One of large problems on this thermodynamic analysis using amphibole is the lack of accurate activity model of amphibole due to its complex compositions. Even when we assume simple regular solution model (symmetrical), 21 non-ideal parameters (Margules parameters) are required for mixing of seven endmembers. In binary solution, the Margules parameter is the critical temperature of the solvus, but it is difficult to obtain solvus temperature accurately from complex solid solution like amphibole. Alternatively, Okamoto and Toriumi (2004) proposed the other approach for determining the Margules parameters by using the framework of Gibbs’ method as follows. Since the system described above (thermodynamic freedom = 4, independent amphibole component = 5; one amphibole composition is excess), we can estimate one compositional variable of amphibole itself as well as P, T and the composition of other minerals. Accordingly, we can compare the calculated and observed compositions. Using various amphibole compositions from natural metamorphic rocks, we can optimize the Margules parameters from numerous natural data.

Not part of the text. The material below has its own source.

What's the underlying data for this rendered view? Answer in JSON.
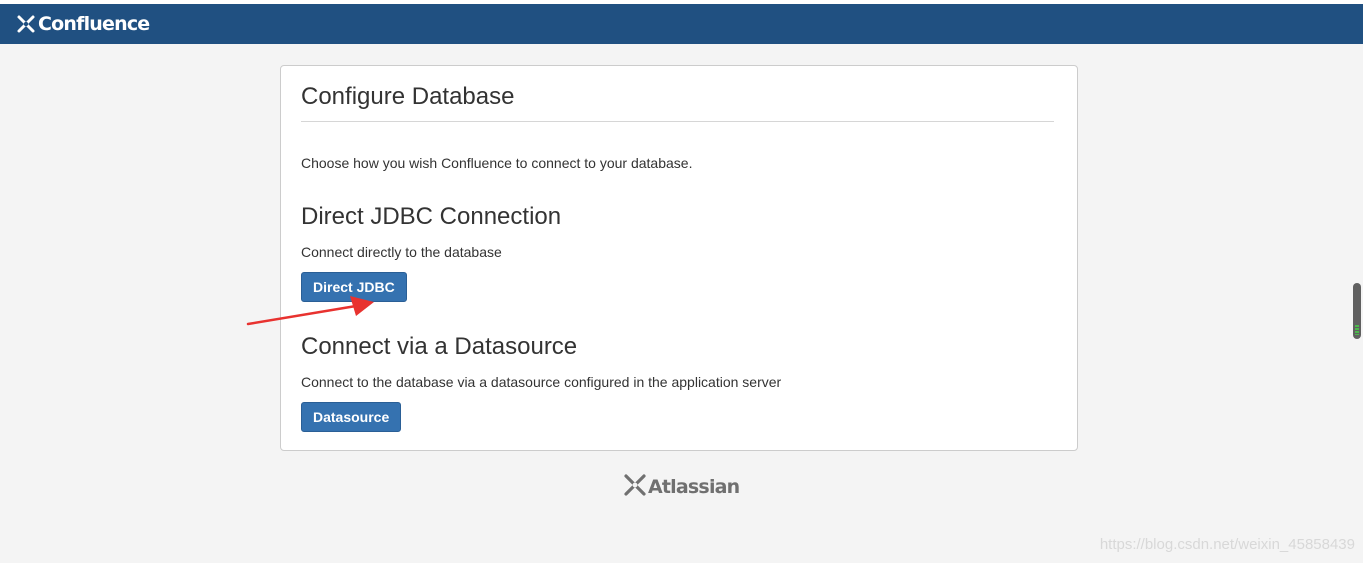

However, this optimization problem on such many parameters (21 W’s) would have several local minimums or broad minimum, and the results would be sensitive to the analytical errors of amphibole compositions. To overcome this hardly-relaxing problem, in this study, we construct the optimization scheme by using the exchange Monte Carlo Method (Hukushima and Nemoto, 1996). We succeeded the performance of the algorithm by using the synthetic data. We will discuss the applications to natural system and seek appropriate ways to obtain the realistic P-T paths from zoned minerals.

Hukushima K and Nemoto, K. (1996) J. Phys. Soc. Jpn, 65, 1604

Okamoto, A, Toriumi, M. (2001) Contrib Mineral Petrol 141, 268-286.

Okamoto, A., Toriumi, M., (2004) Contrib Mineral Petrol 146, 529-545.

Okamoto, A., Kuwatani, T., Omori, T., Hukushima, K., (2015) Phys Rev E 92, 042130